The Saturday photo, part XIV: Alcatraz with its various clearly visible overlapping inscriptions, from the strident disciplinary to the militant indigenous to (below, rather more subdued) the museal sanctification as National Park:

Alcatraz is definitely a ruin that bears the multiple traces of its repeated reinscriptions. Even what might otherwise have been a rather sober audio tour has to take note repeatedly of the way in which the rock and its prison have been figured by Hollywood. Much is made of the escape attempts, which threatened drama but ultimately failed to disturb the penitentiary regime. In the end, it was a combination of banal economics (the place was too expensive to run) and the slow 1960s move towards different philosophies of incarceration that did for the showpiece of America’s disciplinary regime.

The prison’s internal architecture does not follow the panopticon model: it has but a single cellblock, with the cells laid out in parallel thoroughfares rather than radiating from a central core. But the rock itself, in full view from the shores of the bay, offers a literally spectacular fable of the price of criminality. Much is made of the fact that prisoners could see the city, and occasionally hear (for instance) the sounds of New Year’s festivities at the Yacht Club. But nothing was said about the effect that having a prison in such plain view must have had on the psychic life of San Francisco itself.


The Saturday photo, part XIII: I’ve been browsing some of the photos of Mogadishu on Flickr. It is, of course, a quite spectacularly ruined city. But, as with (almost?) all ruins, not without its beauty. This is the old port:

Mogadishu old port
Recently I ordered my own copy of Robert Ginsberg’s strange book, The Aesthetics of Ruins. It’s strange for many reason, and that strangeness is no doubt enhanced by the fact that it’s apparently a self-published labor of love. But it is to my mind the most interesting book on ruins yet written.

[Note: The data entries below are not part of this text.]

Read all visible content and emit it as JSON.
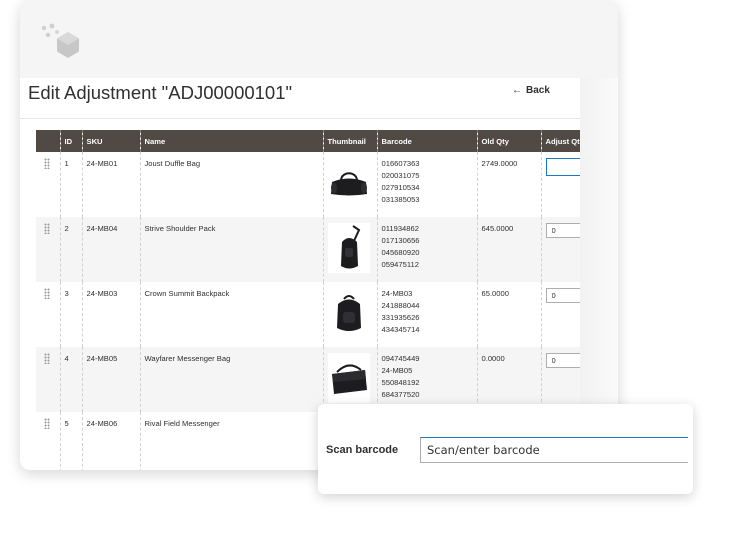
{
  "header": {
    "title": "Edit Adjustment \"ADJ00000101\"",
    "back_label": "Back",
    "logo_icon": "cube-dots-logo"
  },
  "grid": {
    "columns": [
      "",
      "ID",
      "SKU",
      "Name",
      "Thumbnail",
      "Barcode",
      "Old Qty",
      "Adjust Qty"
    ],
    "rows": [
      {
        "id": "1",
        "sku": "24-MB01",
        "name": "Joust Duffle Bag",
        "thumbnail": "duffle-bag-icon",
        "barcodes": [
          "016607363",
          "020031075",
          "027910534",
          "031385053"
        ],
        "old_qty": "2749.0000",
        "adjust_qty": ""
      },
      {
        "id": "2",
        "sku": "24-MB04",
        "name": "Strive Shoulder Pack",
        "thumbnail": "shoulder-pack-icon",
        "barcodes": [
          "011934862",
          "017130656",
          "045680920",
          "059475112"
        ],
        "old_qty": "645.0000",
        "adjust_qty": "0"
      },
      {
        "id": "3",
        "sku": "24-MB03",
        "name": "Crown Summit Backpack",
        "thumbnail": "backpack-icon",
        "barcodes": [
          "24-MB03",
          "241888044",
          "331935626",
          "434345714"
        ],
        "old_qty": "65.0000",
        "adjust_qty": "0"
      },
      {
        "id": "4",
        "sku": "24-MB05",
        "name": "Wayfarer Messenger Bag",
        "thumbnail": "messenger-bag-icon",
        "barcodes": [
          "094745449",
          "24-MB05",
          "550848192",
          "684377520"
        ],
        "old_qty": "0.0000",
        "adjust_qty": "0"
      },
      {
        "id": "5",
        "sku": "24-MB06",
        "name": "Rival Field Messenger",
        "thumbnail": "",
        "barcodes": [],
        "old_qty": "",
        "adjust_qty": ""
      }
    ]
  },
  "scan": {
    "label": "Scan barcode",
    "placeholder": "Scan/enter barcode"
  },
  "colors": {
    "header_bg": "#514943",
    "accent": "#1979c3",
    "row_alt": "#f5f5f5"
  }
}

The Saturday photo, part XII: Juan Antonio Samaranch, recently deceased former president of the International Olympic Committee, performs a fascist salute in 1974.

Samaranch is fourth from the right.

For more details on the photo, see this article from The Times. See also Andrew Jennings, “Why Juan Antonio’s right arm is more muscular than his left (It’s had more exercise!) The Love that Dare Not Speak its Name”.

Hat-tip to my friend Jaume Subirana.


The Saturday photo, part XI: The Milwaukee art museum at dusk.

The last rays of the wintry sun hit the museum’s folding roof, designed by Santiago Calatrava.

I was in Milwaukee thanks to an invitation to speak at nearby Madison. I took the opportunity to look up old haunts (I did my MA at the University of Wisconsin-Milwaukee) and stay with old friends.

In a brief tour of the city, piecing together my memories of fifteen years ago, realizing how much I had half-forgotten, and looking at what had changed, I found myself downtown and headed towards the museum.

I suddenly realized that I’d got there just in time to see the roof close. It was majestic, especially in the low sun surrounded by snow and looking over the lake. And it was also quite magical.


The Saturday photo, part X: Daniel Santoro’s “Eva Perón castiga al niño marxista leninista.”

In English, “Eva Perón Punishes the Marxist-Leninist Child.”

This is merely one of a series of extraordinary paintings on Peronist themes. A selection is available all on one page here, and there are still more to be seen at Santoro’s website.

Now I simply have to get hold of his Manual del niño peronista.

Many thanks to Ana Vivaldi for pointing me in Santoro’s direction.


The Saturday photo, part IX: the Citadelle Laferrière, Haiti.

OK, I know it’s not actually Saturday, but I hope to say more about this in the next couple of days. I have, however, much to do in the meantime…


The Saturday photo, part VIII: “Christophe Colomb appaise une revolte a bord.”

In fact, I’m trying to get any further information about this image, which comes from the Library of Congress. It seems to be a nineteenth-century French lithograph by someone called Turgis. Any information about the lithographer would be most welcome. Or about the original picture of which this is a print. Or any suggestions as to how about going about finding out such details. Thanks.